— GOAL OF THE EXERCISE —
Return all records exactly. Nothing may be added.

Source records
= = = =

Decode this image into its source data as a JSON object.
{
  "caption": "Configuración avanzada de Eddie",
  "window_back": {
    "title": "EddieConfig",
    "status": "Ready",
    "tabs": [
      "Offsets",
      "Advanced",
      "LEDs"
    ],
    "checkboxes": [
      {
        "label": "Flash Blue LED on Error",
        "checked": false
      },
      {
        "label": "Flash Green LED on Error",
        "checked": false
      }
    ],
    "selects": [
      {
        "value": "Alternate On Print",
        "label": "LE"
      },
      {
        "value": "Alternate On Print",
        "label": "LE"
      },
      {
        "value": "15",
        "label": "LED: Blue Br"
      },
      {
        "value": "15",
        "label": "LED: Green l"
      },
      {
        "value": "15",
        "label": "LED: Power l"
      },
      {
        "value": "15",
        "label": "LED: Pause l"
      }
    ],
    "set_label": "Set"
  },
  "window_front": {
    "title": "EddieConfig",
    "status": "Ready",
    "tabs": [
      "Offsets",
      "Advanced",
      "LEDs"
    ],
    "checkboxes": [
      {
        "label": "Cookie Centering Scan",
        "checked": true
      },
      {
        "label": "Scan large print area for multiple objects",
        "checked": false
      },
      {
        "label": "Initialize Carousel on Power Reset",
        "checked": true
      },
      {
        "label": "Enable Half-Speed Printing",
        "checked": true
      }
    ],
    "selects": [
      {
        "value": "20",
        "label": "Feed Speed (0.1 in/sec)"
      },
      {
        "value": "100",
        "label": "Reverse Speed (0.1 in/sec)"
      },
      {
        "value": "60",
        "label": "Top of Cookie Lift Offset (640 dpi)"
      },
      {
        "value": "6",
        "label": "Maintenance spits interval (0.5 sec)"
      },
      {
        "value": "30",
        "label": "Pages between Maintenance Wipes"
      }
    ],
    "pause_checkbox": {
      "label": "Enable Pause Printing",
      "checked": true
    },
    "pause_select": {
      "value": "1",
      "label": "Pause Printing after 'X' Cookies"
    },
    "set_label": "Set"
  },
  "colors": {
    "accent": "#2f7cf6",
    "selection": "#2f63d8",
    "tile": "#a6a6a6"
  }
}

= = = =

— ANSWER BOX —
Decode this image into its source data as a JSON object.
{
  "caption": "Configuración avanzada de Eddie",
  "window_back": {
    "title": "EddieConfig",
    "status": "Ready",
    "tabs": [
      "Offsets",
      "Advanced",
      "LEDs"
    ],
    "checkboxes": [
      {
        "label": "Flash Blue LED on Error",
        "checked": false
      },
      {
        "label": "Flash Green LED on Error",
        "checked": false
      }
    ],
    "selects": [
      {
        "value": "Alternate On Print",
        "label": "LE"
      },
      {
        "value": "Alternate On Print",
        "label": "LE"
      },
      {
        "value": "15",
        "label": "LED: Blue Br"
      },
      {
        "value": "15",
        "label": "LED: Green l"
      },
      {
        "value": "15",
        "label": "LED: Power l"
      },
      {
        "value": "15",
        "label": "LED: Pause l"
      }
    ],
    "set_label": "Set"
  },
  "window_front": {
    "title": "EddieConfig",
    "status": "Ready",
    "tabs": [
      "Offsets",
      "Advanced",
      "LEDs"
    ],
    "checkboxes": [
      {
        "label": "Cookie Centering Scan",
        "checked": true
      },
      {
        "label": "Scan large print area for multiple objects",
        "checked": false
      },
      {
        "label": "Initialize Carousel on Power Reset",
        "checked": true
      },
      {
        "label": "Enable Half-Speed Printing",
        "checked": true
      }
    ],
    "selects": [
      {
        "value": "20",
        "label": "Feed Speed (0.1 in/sec)"
      },
      {
        "value": "100",
        "label": "Reverse Speed (0.1 in/sec)"
      },
      {
        "value": "60",
        "label": "Top of Cookie Lift Offset (640 dpi)"
      },
      {
        "value": "6",
        "label": "Maintenance spits interval (0.5 sec)"
      },
      {
        "value": "30",
        "label": "Pages between Maintenance Wipes"
      }
    ],
    "pause_checkbox": {
      "label": "Enable Pause Printing",
      "checked": true
    },
    "pause_select": {
      "value": "1",
      "label": "Pause Printing after 'X' Cookies"
    },
    "set_label": "Set"
  },
  "colors": {
    "accent": "#2f7cf6",
    "selection": "#2f63d8",
    "tile": "#a6a6a6"
  }
}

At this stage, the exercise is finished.